Task goal:
Return all lines of the data in which the string "Admin" occurs.

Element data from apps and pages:
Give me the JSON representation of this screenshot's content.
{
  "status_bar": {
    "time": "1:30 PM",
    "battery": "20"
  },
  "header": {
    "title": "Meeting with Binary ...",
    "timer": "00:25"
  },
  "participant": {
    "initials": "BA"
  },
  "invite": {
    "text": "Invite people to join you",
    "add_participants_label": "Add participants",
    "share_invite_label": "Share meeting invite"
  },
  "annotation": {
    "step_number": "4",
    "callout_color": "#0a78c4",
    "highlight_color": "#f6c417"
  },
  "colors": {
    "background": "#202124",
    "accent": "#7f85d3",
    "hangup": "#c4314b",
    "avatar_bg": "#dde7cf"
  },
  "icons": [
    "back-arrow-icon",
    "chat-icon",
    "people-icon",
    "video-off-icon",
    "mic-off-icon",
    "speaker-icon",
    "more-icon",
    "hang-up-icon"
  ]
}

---

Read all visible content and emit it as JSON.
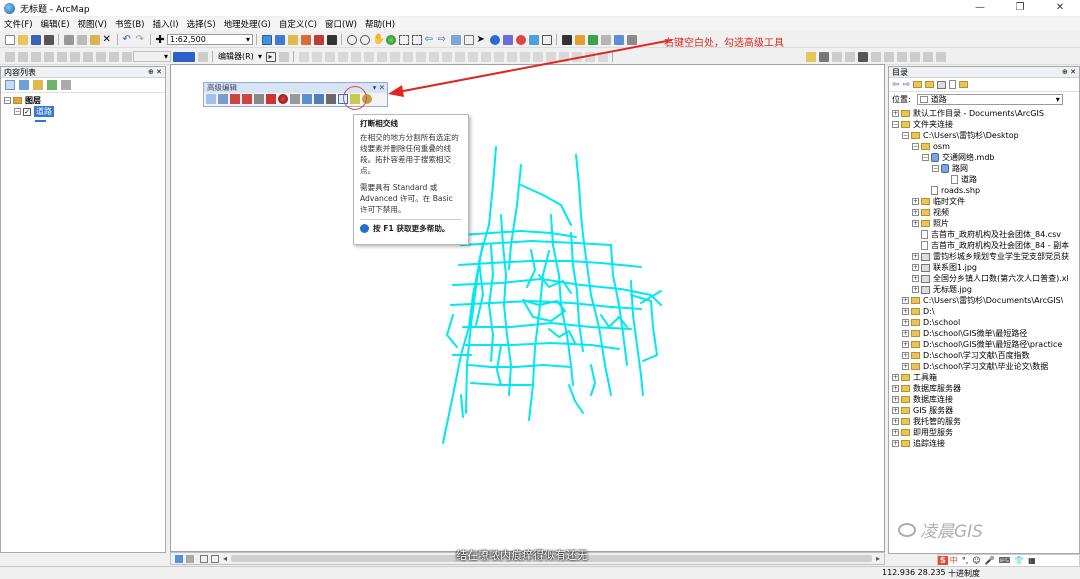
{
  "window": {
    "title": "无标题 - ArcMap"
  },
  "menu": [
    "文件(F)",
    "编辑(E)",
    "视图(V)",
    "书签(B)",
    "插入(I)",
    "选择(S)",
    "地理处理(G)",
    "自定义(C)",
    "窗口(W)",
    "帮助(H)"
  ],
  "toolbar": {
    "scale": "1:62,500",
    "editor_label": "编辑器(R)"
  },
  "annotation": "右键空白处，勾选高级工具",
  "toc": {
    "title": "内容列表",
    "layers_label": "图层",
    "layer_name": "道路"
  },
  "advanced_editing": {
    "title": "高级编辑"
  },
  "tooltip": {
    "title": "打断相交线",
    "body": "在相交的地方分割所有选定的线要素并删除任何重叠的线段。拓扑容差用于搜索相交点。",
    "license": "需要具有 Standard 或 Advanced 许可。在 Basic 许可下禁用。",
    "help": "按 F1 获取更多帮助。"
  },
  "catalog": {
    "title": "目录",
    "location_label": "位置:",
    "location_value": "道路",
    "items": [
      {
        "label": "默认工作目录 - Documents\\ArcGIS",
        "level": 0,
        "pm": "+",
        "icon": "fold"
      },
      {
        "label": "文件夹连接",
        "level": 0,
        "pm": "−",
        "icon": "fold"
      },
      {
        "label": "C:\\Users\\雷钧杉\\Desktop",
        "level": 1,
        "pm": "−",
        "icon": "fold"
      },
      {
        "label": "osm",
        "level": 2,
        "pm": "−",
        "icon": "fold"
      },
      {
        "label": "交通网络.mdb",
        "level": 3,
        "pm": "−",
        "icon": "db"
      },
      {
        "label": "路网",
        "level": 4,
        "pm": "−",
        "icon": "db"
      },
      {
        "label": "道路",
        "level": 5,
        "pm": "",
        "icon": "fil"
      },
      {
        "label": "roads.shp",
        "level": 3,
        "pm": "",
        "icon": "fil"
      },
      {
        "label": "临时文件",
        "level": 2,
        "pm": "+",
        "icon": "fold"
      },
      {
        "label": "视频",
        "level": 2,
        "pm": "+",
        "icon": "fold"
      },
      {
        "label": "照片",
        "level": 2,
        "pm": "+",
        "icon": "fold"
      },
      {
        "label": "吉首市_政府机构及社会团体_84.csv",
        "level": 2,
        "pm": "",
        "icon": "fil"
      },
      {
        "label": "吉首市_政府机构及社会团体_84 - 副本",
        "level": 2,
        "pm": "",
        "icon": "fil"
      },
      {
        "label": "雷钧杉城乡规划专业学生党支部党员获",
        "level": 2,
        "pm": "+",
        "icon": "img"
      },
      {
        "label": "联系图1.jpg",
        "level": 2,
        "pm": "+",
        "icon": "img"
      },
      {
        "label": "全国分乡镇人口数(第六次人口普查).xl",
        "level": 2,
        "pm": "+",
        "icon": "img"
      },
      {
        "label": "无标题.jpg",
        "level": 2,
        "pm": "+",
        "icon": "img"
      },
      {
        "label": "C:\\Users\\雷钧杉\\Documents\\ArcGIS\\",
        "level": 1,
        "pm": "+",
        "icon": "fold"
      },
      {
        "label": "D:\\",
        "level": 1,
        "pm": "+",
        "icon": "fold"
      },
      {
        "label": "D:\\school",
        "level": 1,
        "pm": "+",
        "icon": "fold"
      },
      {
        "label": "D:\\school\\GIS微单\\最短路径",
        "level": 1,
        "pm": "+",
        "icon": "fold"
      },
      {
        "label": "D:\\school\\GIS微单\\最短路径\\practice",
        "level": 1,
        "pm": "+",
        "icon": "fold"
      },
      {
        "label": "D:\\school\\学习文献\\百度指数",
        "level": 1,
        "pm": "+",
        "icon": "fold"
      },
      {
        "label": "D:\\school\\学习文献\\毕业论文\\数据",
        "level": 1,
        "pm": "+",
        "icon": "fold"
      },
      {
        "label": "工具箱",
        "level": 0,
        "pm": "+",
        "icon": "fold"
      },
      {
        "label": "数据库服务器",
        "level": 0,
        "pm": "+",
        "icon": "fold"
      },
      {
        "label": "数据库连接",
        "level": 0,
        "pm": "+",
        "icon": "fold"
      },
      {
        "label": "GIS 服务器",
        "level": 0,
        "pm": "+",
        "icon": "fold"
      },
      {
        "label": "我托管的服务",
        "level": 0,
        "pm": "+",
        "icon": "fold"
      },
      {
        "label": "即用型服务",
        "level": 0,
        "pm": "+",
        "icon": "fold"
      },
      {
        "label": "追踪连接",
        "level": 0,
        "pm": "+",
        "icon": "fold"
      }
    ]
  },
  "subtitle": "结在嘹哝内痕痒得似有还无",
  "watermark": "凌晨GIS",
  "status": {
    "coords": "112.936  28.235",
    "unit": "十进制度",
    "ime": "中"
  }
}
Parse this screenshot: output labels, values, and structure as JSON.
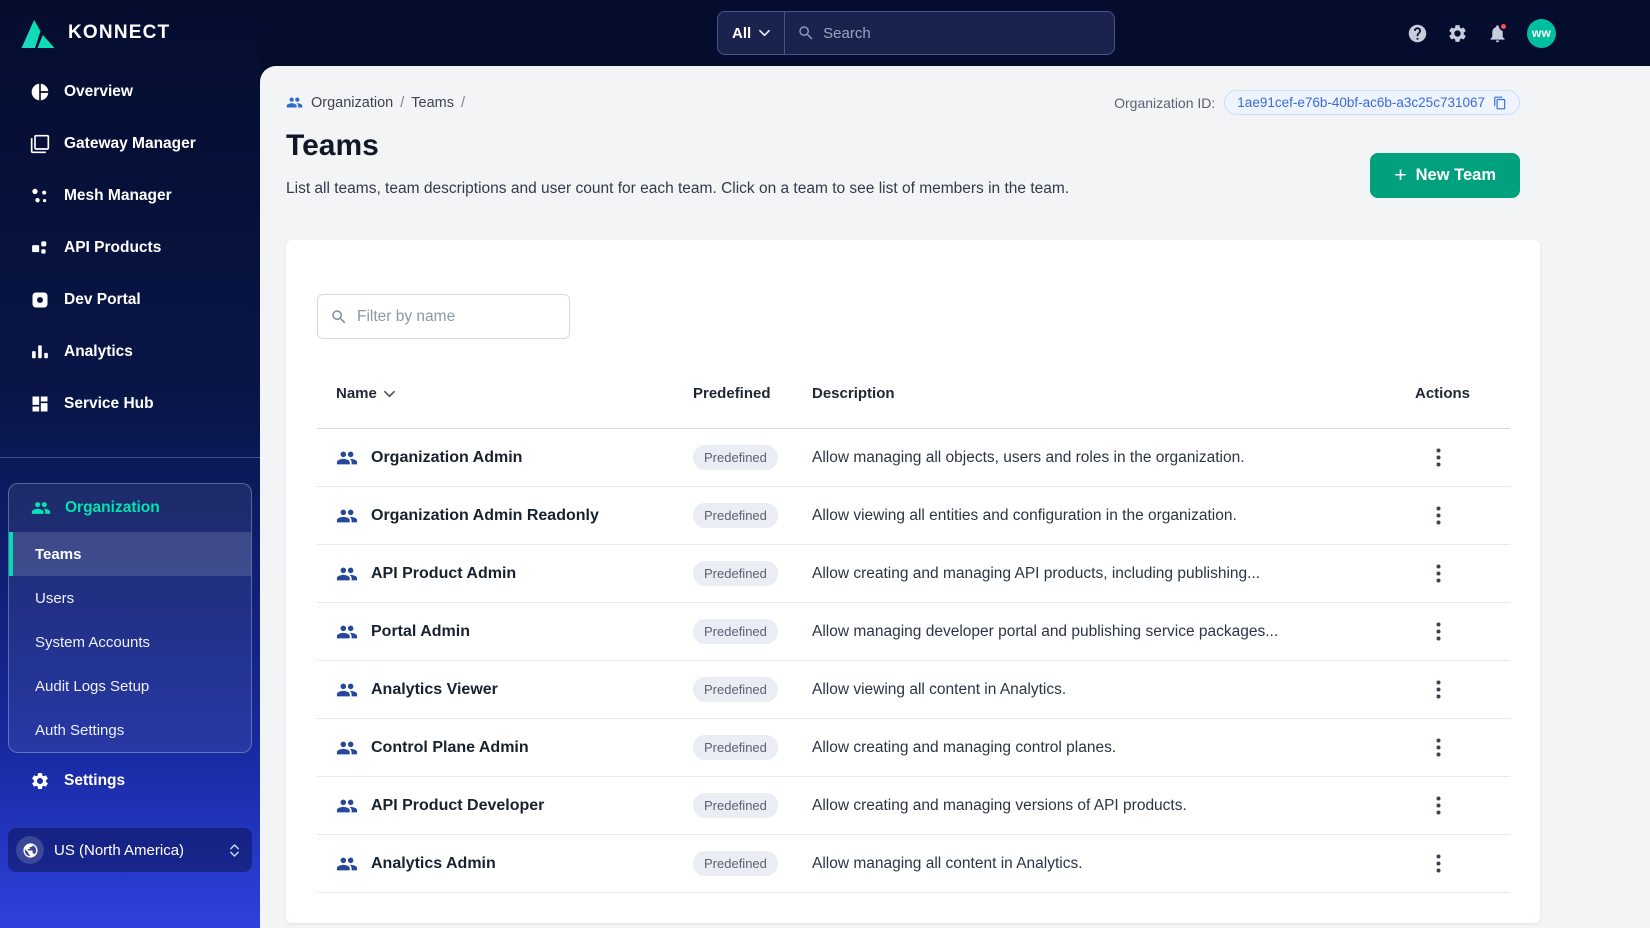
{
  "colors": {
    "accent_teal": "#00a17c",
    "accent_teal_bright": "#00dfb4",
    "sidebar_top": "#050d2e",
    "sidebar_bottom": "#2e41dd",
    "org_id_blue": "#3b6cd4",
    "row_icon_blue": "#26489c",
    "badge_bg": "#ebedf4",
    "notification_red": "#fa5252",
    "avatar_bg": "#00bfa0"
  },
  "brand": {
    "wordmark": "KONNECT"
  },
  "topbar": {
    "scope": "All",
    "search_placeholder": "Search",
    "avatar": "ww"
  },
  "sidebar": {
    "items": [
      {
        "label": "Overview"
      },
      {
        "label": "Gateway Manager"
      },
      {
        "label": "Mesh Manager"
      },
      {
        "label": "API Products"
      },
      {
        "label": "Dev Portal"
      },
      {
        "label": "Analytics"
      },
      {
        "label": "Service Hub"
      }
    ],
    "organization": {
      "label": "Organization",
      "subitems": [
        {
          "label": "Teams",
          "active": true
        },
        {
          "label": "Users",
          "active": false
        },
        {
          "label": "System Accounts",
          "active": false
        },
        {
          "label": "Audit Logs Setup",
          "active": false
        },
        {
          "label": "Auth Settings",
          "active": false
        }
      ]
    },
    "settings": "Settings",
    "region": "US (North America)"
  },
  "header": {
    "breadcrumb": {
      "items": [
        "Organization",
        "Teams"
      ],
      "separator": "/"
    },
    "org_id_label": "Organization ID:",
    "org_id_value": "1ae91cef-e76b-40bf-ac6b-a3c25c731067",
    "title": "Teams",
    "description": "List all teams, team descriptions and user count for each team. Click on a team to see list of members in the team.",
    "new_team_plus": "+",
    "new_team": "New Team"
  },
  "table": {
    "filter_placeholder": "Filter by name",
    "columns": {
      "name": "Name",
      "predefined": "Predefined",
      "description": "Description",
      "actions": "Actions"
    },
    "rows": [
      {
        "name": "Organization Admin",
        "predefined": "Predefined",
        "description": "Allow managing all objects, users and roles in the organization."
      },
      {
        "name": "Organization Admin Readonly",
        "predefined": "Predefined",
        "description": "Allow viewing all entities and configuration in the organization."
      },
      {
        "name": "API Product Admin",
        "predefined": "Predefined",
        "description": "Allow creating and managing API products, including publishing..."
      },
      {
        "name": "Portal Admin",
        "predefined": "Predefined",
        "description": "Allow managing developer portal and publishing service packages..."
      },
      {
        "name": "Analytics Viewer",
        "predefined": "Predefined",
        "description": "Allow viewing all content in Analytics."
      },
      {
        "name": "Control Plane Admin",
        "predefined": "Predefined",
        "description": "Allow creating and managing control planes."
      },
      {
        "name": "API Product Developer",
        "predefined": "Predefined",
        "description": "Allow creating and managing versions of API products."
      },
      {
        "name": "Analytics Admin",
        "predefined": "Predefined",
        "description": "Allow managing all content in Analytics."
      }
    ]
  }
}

The completed task:
        "name": "Organization Admin",
        "name": "Organization Admin Readonly",
        "name": "API Product Admin",
        "name": "Portal Admin",
        "name": "Control Plane Admin",
        "name": "Analytics Admin",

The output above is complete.